|Seven steps towards award-winning service levels|
|Written by Geoff Wohlsen | Director | DWS Hospitality Specialists | Geoff@dws.net.au|
|Friday, 10 August 2012 16:06|
We know that customer service is important to our business. So why is good customer service so rare?
The 1980s saw a shift in power away from the seller to the buyer. Back then, the mantra from the customer was “give me what I want, when I want it... or I’ll get it elsewhere”. But changing dynamics now mean that customers are demanding “give me what I want, how I want it, when I want it, at the lowest price possible and make me feel loved... or I’ll get it elsewhere.”
Pubs and restaurants that have responded to this have done well. The product has to be excellent, the price has to be right and service has to be memorable.
We’ve all experienced poor service. Some of us have been guilty of giving poor service. We all know how important it is. So why is it so rare? Customer service is rare because it requires two things that the average enterprise is unwilling to commit to: spending money and taking action.
If you’re going to make the investment in improving customer service and consistently maintaining high standards, then here are seven steps you need to consider:
Step One: Your whole team develops and documents the standards
Get your staff together and tell them that you’re making a real effort to give great service at the right price. Give them all an assignment to ‘secret shop’ a competitor or business and report back to the group in a week’s time. Get your team to identify what really great service and really poor service looks like. It could be a person’s phone manner or it might even be eye contact or a cheerful smile.
After your team has reported to the group, get them to list the elements of great service in your organisation; it could be that the front desk staff stand and say hello to everyone as they approach or that all staff open the doors for customers. You’ll probably be surprised at how many will be on the list. Sort them in order of priority; not-negotiable down to nice-to-haves. These are your standards and importantly, your staff developed them, not you.
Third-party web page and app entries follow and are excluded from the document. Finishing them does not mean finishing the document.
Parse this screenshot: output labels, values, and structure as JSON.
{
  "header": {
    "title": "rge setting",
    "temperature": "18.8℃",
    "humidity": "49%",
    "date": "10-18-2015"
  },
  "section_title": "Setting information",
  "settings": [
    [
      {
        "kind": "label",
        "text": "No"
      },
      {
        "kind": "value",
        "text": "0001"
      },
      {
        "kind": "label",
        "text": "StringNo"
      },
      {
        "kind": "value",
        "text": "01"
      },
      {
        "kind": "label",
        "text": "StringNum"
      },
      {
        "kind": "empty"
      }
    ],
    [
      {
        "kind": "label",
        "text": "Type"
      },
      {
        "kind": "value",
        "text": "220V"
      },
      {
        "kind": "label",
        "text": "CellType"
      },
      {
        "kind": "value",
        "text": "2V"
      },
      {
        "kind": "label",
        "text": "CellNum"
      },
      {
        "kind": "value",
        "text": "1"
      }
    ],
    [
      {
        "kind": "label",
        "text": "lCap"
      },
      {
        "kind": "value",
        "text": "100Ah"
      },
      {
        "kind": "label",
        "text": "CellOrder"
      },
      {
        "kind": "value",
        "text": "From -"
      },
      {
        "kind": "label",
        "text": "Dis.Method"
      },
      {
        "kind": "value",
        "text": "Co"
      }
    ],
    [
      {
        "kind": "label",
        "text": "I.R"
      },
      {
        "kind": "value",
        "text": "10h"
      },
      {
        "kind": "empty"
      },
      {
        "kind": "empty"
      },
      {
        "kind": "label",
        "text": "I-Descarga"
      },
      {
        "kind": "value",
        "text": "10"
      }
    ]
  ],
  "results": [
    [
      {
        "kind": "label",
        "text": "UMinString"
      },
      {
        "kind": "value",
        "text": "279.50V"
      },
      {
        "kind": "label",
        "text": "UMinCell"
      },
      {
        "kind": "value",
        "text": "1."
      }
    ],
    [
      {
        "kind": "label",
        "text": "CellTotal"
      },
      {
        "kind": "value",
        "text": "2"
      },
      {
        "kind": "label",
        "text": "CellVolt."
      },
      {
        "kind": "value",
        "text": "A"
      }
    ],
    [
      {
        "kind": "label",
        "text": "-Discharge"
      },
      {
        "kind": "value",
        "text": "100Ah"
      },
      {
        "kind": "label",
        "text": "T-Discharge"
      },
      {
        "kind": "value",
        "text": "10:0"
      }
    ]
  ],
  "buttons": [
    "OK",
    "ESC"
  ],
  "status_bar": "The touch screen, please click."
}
Step Two: Resource the standards
If the standards require that the uniforms be modified or that training is undertaken, then commit to resourcing the standards so that no-one can back out.
Step Three: Train, promote, communicate and reinforce the standards
You shouldn’t have to, but we all know that if this is to work, then the customer service standards have to be “sold and promoted” to staff. Invest some time and money in training, internal development and promotion. I’ve seen some great buzz words used for service programs like Ignite and Propel. Give the initiative an identity and sell it hard to the troops.
Step Four: Top to bottom ownership
The program won’t work if the business owner or the managers don’t live and breathe it every day. Cynicism is out and full adoption by all members of the team is the best approach. So when managers are front of house (and that should be more than half of their time) it’s a chance for them to demonstrate how it’s done.
Step Five: Measure and Maintain
Secret shopping, customer surveys, social media feedback; they’re all relevant. But the most important part of this element is that the enterprise aggressively seeks meaningful feedback and measurement of service standards. The best demonstration of measurement and commitment I’ve seen was the General Manager who placed banners all over the venue complete with his personal mobile number asking all customers to let him know their experiences at the venue. That’s commitment and the staff see it every shift.
Step Six: Recognise and Reward
Some of your staff will get it and others won’t; but the ones who do need to be recognised and rewarded. You might implement a star program where all staff members are required to reach a certain level by a certain time. No doubt the good shifts will go to the five star performers.
Step Seven: Review and Refine
All programs can go stale even the good ones. Review and refine the program each year to make sure it’s meaningful and still working.
We know that great customer service doesn’t just happen. It’s the result of superior management, good recruitment standards and a service framework that your team has a real stake in. I invite you to test my service levels and contact me any time to talk about implementing a customer service program in your venue.
DWS can tailor a range of services to assist with evaluating and improving your venue's customer service standards.
From operational reviews to customer analysis and mystery shoppers, contact me today for more information on (07) 3878 9355 or email@example.com